* WHAT IS NEEDED: Without including any pictures, please copy every entry below exactly.
----- RECORD EXCERPTS
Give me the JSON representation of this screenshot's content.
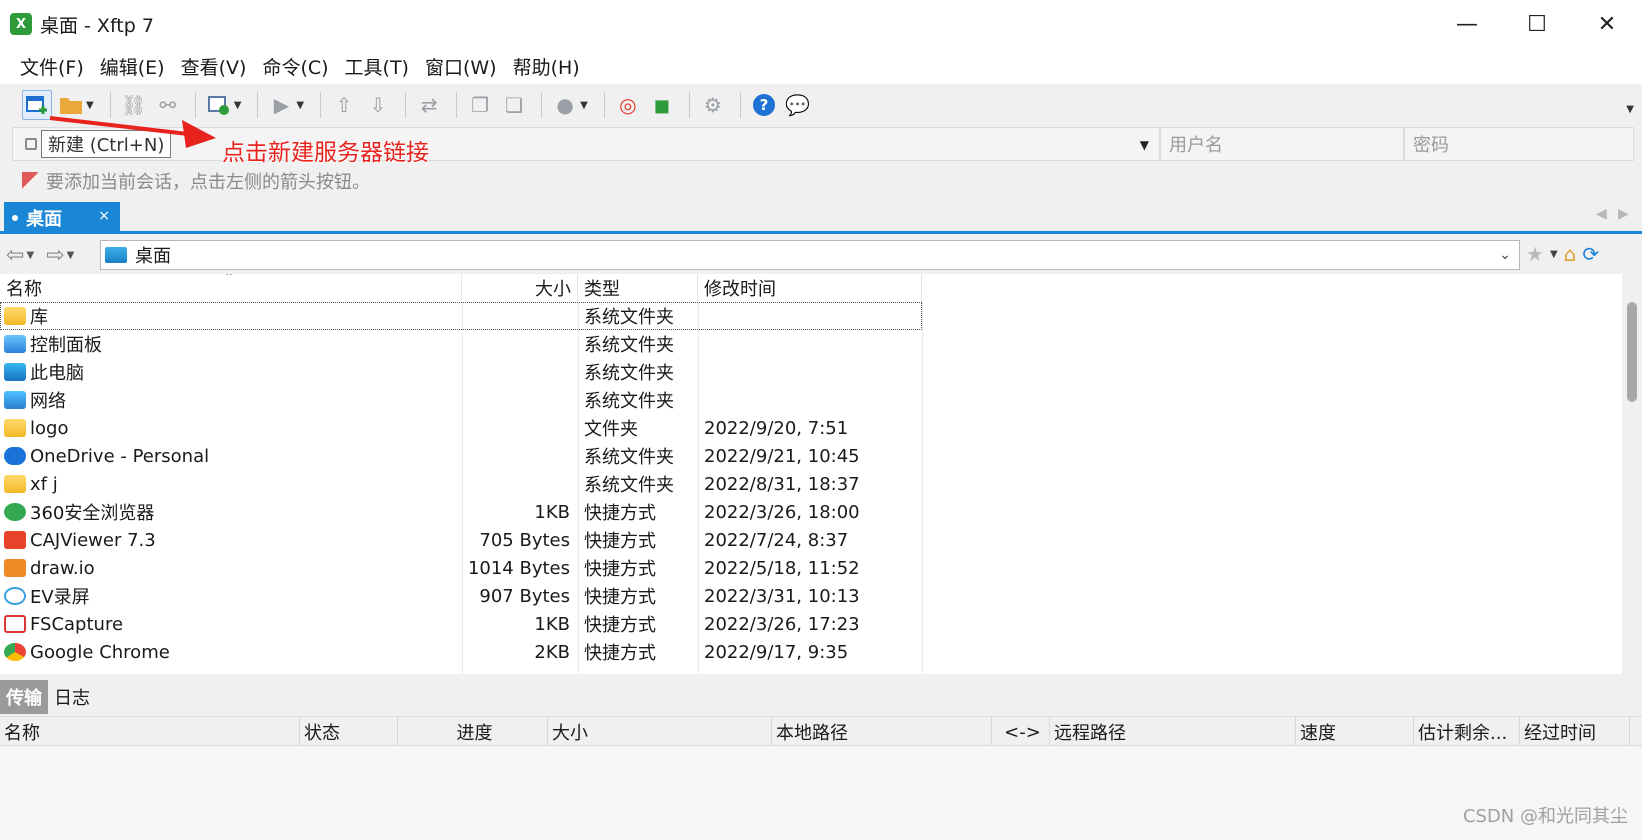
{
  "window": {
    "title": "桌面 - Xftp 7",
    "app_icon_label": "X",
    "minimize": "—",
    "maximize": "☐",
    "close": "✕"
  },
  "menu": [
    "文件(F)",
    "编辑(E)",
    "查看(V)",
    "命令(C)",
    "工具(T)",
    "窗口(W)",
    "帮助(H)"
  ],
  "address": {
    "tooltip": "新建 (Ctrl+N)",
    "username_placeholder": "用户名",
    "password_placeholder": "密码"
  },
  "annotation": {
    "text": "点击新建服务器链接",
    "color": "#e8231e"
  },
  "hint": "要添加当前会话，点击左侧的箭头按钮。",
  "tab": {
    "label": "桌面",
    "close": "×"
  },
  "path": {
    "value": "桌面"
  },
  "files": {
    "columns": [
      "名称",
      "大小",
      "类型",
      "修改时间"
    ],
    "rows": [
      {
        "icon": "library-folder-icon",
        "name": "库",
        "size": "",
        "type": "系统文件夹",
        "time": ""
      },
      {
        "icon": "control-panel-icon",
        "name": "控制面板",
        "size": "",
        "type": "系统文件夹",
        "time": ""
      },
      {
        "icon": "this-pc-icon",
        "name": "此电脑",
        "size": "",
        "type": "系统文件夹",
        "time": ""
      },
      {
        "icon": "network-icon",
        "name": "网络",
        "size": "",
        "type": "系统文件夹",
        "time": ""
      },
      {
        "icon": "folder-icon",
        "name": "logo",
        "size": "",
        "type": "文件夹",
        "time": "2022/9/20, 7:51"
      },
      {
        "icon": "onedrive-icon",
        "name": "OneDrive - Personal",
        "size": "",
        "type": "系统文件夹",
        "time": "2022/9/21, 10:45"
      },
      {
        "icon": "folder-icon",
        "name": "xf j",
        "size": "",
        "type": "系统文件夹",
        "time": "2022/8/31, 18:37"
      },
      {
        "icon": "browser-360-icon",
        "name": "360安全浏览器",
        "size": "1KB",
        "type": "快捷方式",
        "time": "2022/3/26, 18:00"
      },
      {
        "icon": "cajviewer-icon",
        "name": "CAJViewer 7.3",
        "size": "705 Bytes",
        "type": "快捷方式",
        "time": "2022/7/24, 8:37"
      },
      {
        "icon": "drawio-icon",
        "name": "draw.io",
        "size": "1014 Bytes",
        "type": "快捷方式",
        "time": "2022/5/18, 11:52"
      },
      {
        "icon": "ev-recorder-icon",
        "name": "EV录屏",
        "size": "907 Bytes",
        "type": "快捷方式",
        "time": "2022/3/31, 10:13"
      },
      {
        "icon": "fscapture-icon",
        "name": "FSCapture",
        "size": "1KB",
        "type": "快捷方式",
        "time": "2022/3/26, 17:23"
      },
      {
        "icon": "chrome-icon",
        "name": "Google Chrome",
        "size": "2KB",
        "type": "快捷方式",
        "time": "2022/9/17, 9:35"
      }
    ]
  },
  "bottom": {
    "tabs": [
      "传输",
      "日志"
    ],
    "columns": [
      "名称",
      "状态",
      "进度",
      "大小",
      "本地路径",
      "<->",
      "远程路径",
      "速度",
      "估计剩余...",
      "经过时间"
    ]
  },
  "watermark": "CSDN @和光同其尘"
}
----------
* EXPECTED ANSWER:
Give me the JSON representation of this screenshot's content.
{
  "window": {
    "title": "桌面 - Xftp 7",
    "app_icon_label": "X",
    "minimize": "—",
    "maximize": "☐",
    "close": "✕"
  },
  "menu": [
    "文件(F)",
    "编辑(E)",
    "查看(V)",
    "命令(C)",
    "工具(T)",
    "窗口(W)",
    "帮助(H)"
  ],
  "address": {
    "tooltip": "新建 (Ctrl+N)",
    "username_placeholder": "用户名",
    "password_placeholder": "密码"
  },
  "annotation": {
    "text": "点击新建服务器链接",
    "color": "#e8231e"
  },
  "hint": "要添加当前会话，点击左侧的箭头按钮。",
  "tab": {
    "label": "桌面",
    "close": "×"
  },
  "path": {
    "value": "桌面"
  },
  "files": {
    "columns": [
      "名称",
      "大小",
      "类型",
      "修改时间"
    ],
    "rows": [
      {
        "icon": "library-folder-icon",
        "name": "库",
        "size": "",
        "type": "系统文件夹",
        "time": ""
      },
      {
        "icon": "control-panel-icon",
        "name": "控制面板",
        "size": "",
        "type": "系统文件夹",
        "time": ""
      },
      {
        "icon": "this-pc-icon",
        "name": "此电脑",
        "size": "",
        "type": "系统文件夹",
        "time": ""
      },
      {
        "icon": "network-icon",
        "name": "网络",
        "size": "",
        "type": "系统文件夹",
        "time": ""
      },
      {
        "icon": "folder-icon",
        "name": "logo",
        "size": "",
        "type": "文件夹",
        "time": "2022/9/20, 7:51"
      },
      {
        "icon": "onedrive-icon",
        "name": "OneDrive - Personal",
        "size": "",
        "type": "系统文件夹",
        "time": "2022/9/21, 10:45"
      },
      {
        "icon": "folder-icon",
        "name": "xf j",
        "size": "",
        "type": "系统文件夹",
        "time": "2022/8/31, 18:37"
      },
      {
        "icon": "browser-360-icon",
        "name": "360安全浏览器",
        "size": "1KB",
        "type": "快捷方式",
        "time": "2022/3/26, 18:00"
      },
      {
        "icon": "cajviewer-icon",
        "name": "CAJViewer 7.3",
        "size": "705 Bytes",
        "type": "快捷方式",
        "time": "2022/7/24, 8:37"
      },
      {
        "icon": "drawio-icon",
        "name": "draw.io",
        "size": "1014 Bytes",
        "type": "快捷方式",
        "time": "2022/5/18, 11:52"
      },
      {
        "icon": "ev-recorder-icon",
        "name": "EV录屏",
        "size": "907 Bytes",
        "type": "快捷方式",
        "time": "2022/3/31, 10:13"
      },
      {
        "icon": "fscapture-icon",
        "name": "FSCapture",
        "size": "1KB",
        "type": "快捷方式",
        "time": "2022/3/26, 17:23"
      },
      {
        "icon": "chrome-icon",
        "name": "Google Chrome",
        "size": "2KB",
        "type": "快捷方式",
        "time": "2022/9/17, 9:35"
      }
    ]
  },
  "bottom": {
    "tabs": [
      "传输",
      "日志"
    ],
    "columns": [
      "名称",
      "状态",
      "进度",
      "大小",
      "本地路径",
      "<->",
      "远程路径",
      "速度",
      "估计剩余...",
      "经过时间"
    ]
  },
  "watermark": "CSDN @和光同其尘"
}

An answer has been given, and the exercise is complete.